### Task objective
Filter the lines below, keeping each one that holds "text".

### Material for this task
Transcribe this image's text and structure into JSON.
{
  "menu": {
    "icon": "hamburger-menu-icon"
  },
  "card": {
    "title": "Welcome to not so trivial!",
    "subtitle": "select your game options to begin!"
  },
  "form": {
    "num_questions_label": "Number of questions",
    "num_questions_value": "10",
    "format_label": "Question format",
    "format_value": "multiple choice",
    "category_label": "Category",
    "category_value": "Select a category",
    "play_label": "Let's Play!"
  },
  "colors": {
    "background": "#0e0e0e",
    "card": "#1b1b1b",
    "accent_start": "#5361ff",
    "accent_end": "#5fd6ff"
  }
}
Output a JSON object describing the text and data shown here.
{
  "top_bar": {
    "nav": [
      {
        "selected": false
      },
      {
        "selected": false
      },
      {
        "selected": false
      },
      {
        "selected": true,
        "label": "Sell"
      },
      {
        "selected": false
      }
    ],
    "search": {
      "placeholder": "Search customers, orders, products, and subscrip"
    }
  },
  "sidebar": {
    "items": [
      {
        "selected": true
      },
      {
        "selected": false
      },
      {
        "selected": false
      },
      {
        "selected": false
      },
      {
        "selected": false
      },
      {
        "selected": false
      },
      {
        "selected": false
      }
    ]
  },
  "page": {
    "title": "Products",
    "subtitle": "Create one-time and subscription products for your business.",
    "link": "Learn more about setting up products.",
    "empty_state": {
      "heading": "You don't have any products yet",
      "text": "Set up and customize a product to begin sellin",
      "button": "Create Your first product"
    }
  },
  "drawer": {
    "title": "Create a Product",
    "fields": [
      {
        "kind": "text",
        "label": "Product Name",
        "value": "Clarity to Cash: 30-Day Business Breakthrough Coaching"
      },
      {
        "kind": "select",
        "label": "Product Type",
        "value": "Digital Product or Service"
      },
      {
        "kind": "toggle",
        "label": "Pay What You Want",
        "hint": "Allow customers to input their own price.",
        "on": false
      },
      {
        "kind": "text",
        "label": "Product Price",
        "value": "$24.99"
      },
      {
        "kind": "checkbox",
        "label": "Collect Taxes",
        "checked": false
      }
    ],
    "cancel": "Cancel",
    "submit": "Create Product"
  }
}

### Output for this exercise
Transcribe this image's text and structure into JSON.
Output a JSON object describing the text and data shown here.
      "text": "Set up and customize a product to begin sellin",
        "kind": "text",
        "kind": "text",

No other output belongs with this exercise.